* _DIRECTIONS FOR THIS TASK_: Collect every line of the records below that contains the word "data".

------------------------------------

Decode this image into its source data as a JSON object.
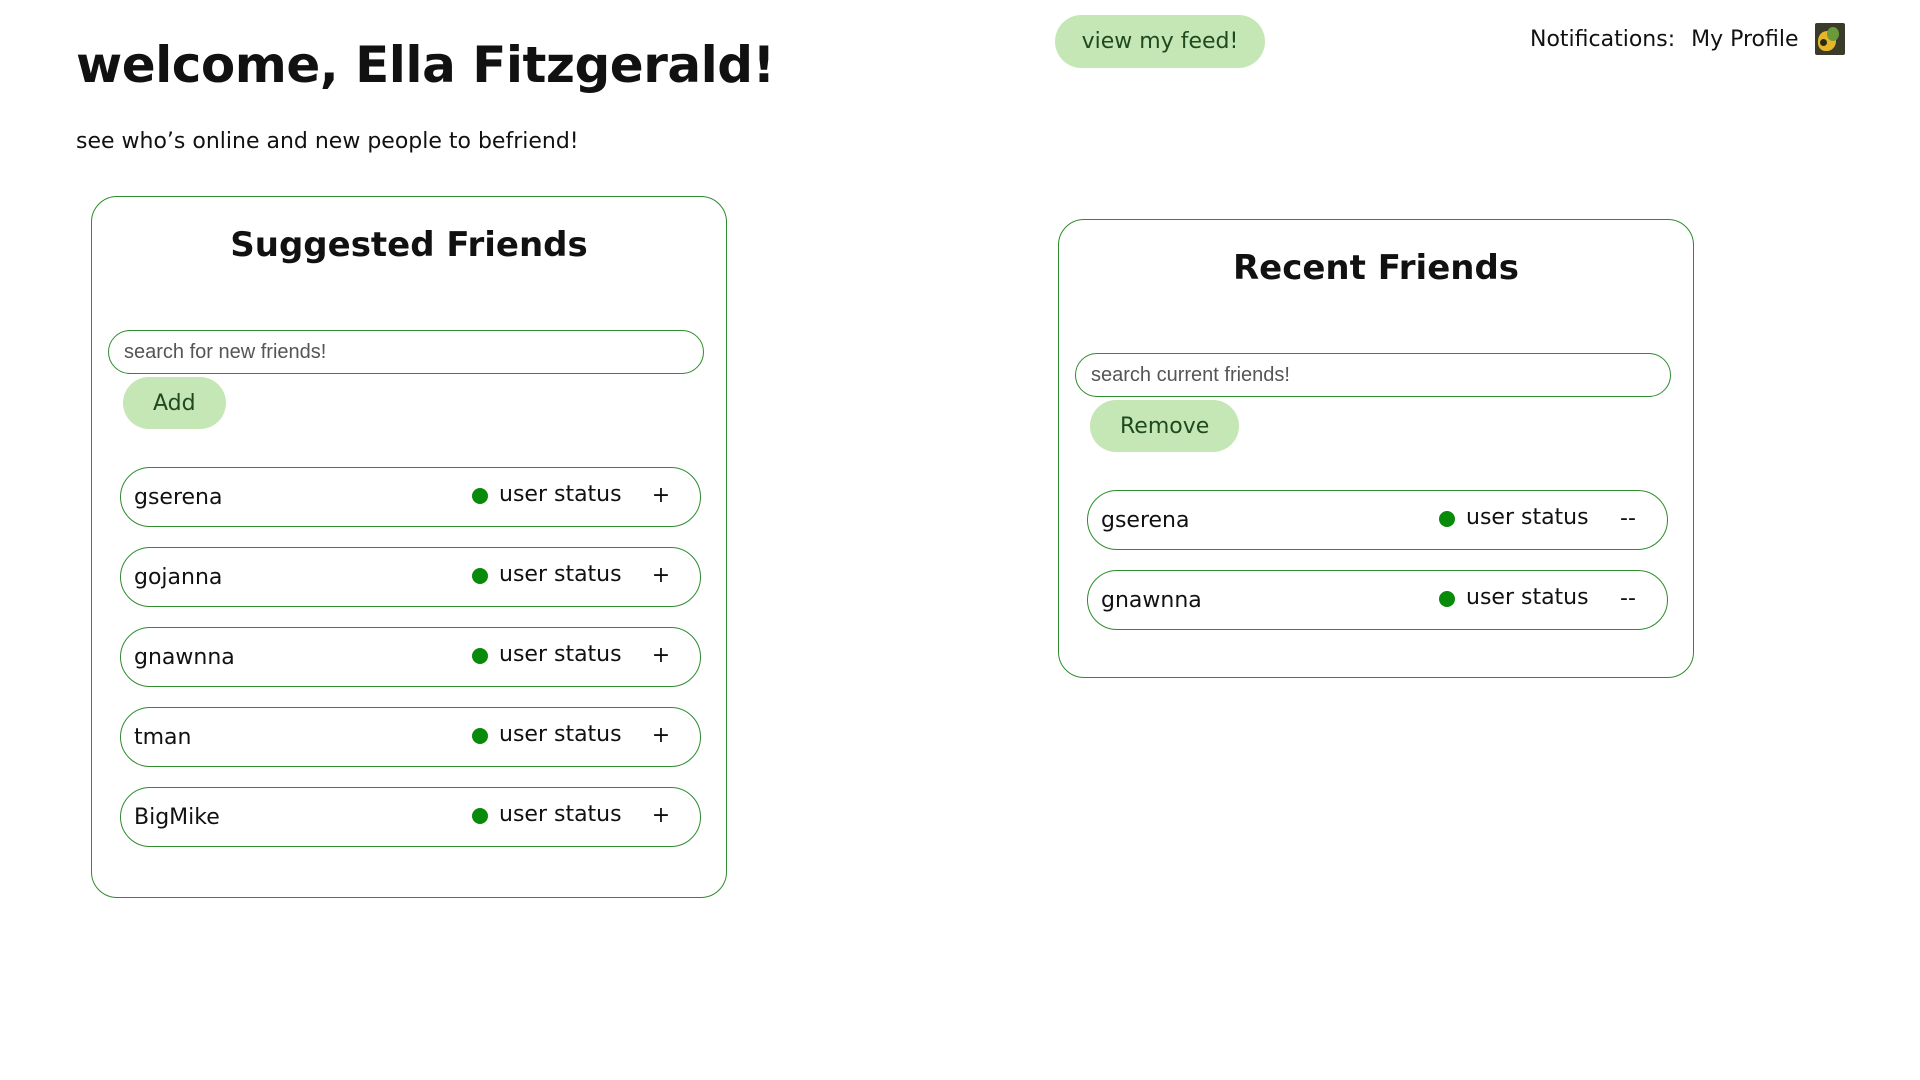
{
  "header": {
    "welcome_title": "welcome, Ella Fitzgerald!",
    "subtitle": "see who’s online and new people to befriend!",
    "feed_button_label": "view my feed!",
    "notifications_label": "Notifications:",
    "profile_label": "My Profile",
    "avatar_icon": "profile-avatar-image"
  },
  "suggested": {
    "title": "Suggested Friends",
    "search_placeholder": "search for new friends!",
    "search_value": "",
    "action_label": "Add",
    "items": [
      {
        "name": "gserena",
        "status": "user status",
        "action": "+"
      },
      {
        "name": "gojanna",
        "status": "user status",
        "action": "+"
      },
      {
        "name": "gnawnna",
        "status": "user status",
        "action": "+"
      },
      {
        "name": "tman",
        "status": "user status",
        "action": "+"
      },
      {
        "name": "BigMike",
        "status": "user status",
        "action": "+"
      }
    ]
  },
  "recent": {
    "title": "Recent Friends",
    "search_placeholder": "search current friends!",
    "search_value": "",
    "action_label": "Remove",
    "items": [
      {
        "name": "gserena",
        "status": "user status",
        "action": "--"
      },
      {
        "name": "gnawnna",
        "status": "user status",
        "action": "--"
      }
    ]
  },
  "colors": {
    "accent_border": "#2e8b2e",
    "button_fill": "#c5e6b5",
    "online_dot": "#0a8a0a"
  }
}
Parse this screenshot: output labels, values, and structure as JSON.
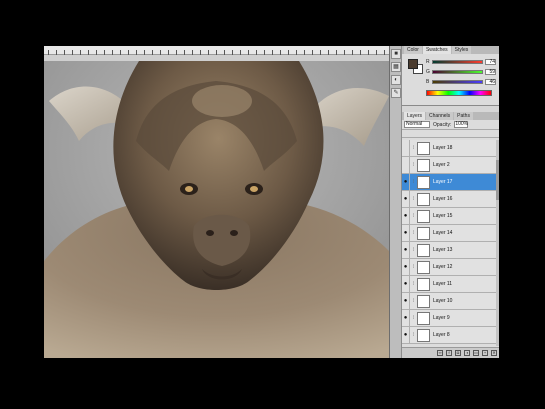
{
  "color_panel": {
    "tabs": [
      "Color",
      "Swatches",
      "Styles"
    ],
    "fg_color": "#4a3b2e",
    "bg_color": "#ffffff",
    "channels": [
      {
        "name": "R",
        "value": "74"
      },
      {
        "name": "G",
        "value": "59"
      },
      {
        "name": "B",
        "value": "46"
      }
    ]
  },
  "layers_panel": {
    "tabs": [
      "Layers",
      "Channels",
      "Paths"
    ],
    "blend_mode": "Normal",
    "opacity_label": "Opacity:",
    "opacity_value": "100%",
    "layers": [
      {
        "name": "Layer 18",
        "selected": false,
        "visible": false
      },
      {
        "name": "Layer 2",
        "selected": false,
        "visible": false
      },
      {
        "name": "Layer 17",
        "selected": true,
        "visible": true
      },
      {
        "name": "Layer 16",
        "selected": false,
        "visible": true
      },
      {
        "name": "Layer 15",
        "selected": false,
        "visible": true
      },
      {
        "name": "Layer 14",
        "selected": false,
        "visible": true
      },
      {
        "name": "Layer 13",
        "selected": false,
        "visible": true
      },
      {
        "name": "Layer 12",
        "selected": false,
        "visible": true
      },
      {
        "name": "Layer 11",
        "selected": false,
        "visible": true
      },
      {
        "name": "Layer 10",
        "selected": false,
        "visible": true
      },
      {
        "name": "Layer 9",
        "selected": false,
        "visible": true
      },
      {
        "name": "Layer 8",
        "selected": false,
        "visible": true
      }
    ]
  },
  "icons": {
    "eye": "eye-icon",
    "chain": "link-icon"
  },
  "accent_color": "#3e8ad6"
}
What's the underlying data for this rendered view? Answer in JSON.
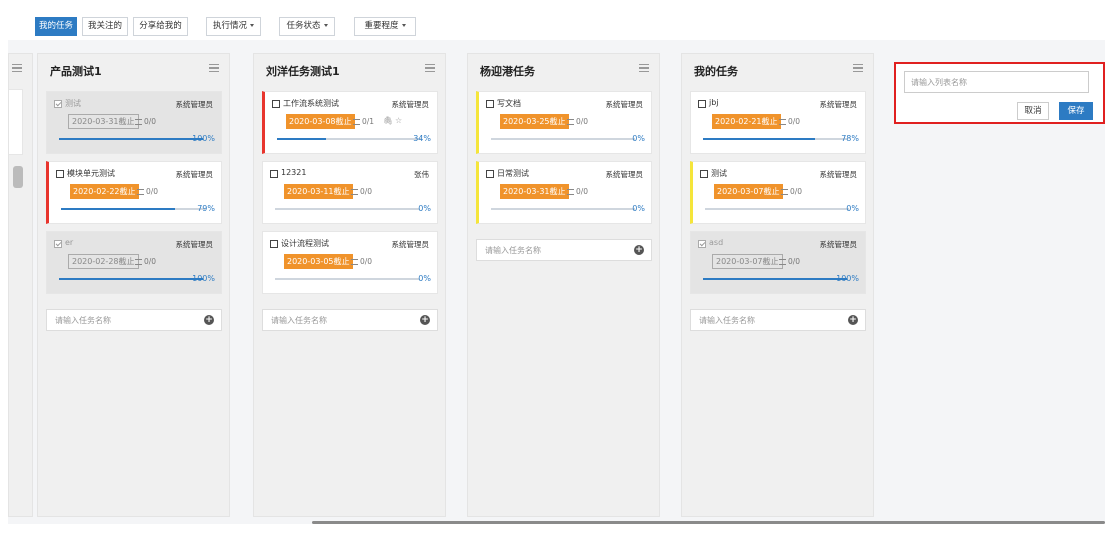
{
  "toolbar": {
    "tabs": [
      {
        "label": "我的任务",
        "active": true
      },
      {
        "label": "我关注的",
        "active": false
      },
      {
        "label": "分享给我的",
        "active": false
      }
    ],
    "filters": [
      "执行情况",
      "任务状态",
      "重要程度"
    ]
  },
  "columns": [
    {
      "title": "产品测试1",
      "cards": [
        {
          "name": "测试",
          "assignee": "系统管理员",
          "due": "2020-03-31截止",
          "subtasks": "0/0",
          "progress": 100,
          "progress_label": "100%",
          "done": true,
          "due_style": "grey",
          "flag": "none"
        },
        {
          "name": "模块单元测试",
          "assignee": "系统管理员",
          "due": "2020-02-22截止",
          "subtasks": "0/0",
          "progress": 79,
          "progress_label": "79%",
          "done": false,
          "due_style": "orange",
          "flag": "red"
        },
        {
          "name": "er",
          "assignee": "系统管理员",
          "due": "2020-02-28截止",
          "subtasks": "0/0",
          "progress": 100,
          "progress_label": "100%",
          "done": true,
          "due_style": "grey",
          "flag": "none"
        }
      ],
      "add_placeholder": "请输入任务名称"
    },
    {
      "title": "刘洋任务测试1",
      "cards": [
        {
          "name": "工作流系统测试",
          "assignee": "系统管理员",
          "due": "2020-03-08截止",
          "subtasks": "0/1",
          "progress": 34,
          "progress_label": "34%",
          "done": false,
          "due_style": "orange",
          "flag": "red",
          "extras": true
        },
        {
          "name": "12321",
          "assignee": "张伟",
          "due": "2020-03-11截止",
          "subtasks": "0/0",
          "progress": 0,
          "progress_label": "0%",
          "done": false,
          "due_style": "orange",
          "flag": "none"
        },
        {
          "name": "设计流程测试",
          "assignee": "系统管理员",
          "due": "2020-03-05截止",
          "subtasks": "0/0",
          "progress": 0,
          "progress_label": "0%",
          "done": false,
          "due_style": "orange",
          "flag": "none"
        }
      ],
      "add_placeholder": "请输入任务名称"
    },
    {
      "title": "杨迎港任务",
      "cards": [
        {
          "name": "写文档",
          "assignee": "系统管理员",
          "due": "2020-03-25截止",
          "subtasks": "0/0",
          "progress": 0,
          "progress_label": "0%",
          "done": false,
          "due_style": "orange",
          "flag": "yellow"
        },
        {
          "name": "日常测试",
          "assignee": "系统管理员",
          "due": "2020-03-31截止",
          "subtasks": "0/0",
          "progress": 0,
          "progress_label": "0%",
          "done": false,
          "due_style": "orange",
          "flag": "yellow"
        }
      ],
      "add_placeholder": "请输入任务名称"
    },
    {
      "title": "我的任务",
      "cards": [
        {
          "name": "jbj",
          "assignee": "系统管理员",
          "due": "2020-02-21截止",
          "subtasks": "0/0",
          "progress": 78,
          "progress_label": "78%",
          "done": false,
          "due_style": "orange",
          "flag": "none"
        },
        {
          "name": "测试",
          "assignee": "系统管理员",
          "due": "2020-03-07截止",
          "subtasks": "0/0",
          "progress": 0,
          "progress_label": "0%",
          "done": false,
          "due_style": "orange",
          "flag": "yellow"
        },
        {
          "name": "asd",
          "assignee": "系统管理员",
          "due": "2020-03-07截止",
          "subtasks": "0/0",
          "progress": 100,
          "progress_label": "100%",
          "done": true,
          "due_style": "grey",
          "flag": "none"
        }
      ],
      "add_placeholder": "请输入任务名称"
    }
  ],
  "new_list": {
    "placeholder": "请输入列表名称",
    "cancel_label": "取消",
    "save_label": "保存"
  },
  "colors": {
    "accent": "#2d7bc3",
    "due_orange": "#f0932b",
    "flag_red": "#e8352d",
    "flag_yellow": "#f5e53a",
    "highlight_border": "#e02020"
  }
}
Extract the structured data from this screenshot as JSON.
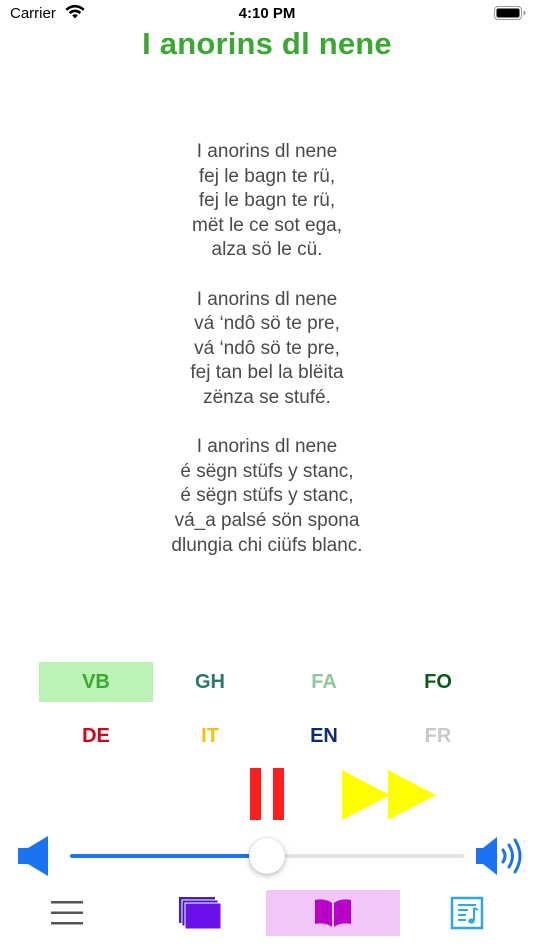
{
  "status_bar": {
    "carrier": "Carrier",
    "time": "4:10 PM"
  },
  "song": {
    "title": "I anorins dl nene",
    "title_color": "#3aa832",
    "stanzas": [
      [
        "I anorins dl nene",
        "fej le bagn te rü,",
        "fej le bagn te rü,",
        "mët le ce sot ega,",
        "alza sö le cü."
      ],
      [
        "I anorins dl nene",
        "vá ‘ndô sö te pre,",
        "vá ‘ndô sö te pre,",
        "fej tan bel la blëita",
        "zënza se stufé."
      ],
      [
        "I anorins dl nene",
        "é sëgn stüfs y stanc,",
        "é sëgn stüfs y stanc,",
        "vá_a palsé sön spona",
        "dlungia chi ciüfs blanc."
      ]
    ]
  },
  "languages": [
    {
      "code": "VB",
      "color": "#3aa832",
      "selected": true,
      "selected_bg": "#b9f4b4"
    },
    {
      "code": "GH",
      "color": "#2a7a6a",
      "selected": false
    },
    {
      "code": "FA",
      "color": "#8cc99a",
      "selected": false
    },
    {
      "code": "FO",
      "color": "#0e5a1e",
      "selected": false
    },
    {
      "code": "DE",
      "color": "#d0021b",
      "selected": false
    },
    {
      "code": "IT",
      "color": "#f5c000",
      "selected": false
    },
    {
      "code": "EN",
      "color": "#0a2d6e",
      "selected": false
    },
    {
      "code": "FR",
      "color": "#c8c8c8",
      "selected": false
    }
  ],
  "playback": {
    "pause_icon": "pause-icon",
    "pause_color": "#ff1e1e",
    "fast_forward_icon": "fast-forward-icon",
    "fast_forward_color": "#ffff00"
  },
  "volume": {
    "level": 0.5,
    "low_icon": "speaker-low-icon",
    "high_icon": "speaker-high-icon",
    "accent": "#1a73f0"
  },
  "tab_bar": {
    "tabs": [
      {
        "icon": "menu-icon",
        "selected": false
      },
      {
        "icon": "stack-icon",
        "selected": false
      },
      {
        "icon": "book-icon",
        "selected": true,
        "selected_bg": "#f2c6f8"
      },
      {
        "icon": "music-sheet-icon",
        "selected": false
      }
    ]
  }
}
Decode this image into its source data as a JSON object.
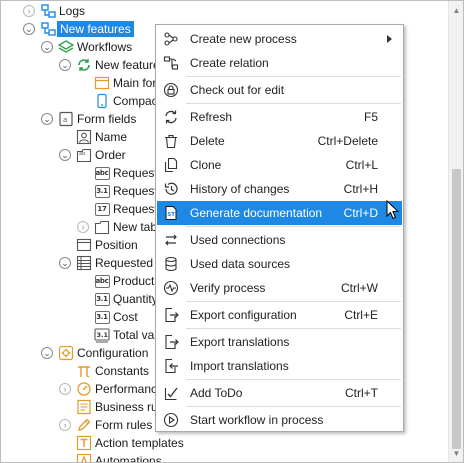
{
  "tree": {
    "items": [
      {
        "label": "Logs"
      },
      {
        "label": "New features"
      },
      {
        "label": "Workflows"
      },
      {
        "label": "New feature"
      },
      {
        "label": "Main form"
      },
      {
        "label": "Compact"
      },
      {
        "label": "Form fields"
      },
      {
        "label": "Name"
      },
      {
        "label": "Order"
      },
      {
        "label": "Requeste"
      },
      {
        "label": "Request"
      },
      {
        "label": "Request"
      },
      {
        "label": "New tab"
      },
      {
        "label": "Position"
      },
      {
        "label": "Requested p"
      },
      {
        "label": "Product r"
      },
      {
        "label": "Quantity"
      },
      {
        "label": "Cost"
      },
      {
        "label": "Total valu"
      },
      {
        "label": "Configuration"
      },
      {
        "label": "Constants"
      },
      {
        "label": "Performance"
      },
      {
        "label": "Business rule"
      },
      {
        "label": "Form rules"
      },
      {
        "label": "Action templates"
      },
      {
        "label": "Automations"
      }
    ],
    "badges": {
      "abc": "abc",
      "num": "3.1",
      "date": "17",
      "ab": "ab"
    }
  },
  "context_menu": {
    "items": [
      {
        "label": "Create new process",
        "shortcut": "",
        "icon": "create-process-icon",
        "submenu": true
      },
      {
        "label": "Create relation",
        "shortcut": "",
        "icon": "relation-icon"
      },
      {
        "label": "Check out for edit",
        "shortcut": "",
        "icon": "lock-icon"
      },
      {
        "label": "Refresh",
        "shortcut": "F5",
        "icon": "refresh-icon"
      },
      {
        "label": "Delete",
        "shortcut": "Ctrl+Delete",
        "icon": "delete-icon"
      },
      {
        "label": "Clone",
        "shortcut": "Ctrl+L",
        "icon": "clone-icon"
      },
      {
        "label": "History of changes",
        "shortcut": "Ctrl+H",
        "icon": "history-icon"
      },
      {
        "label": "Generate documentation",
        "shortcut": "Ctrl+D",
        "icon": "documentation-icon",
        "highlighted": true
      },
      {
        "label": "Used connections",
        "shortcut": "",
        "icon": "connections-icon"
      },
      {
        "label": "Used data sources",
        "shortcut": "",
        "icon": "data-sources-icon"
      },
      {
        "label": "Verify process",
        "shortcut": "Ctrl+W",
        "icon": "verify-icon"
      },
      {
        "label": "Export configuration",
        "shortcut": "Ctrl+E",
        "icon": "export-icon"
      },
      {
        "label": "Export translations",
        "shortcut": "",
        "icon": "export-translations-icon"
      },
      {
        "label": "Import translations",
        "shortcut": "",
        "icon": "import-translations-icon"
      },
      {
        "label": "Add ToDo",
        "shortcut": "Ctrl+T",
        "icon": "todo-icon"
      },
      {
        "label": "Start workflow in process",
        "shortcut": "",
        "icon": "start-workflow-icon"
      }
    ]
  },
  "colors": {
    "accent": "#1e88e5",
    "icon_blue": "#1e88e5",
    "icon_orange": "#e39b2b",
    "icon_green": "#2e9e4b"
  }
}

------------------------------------

* _SOLUTION TO THIS PROBLEM_:
Decode this image into its source data as a JSON object.
What's the underlying data for this rendered view? Answer in JSON.
Extract the structured data from this screenshot as JSON.
Decode this image into its source data as a JSON object.
        "label": "Used data sources",
        "icon": "data-sources-icon"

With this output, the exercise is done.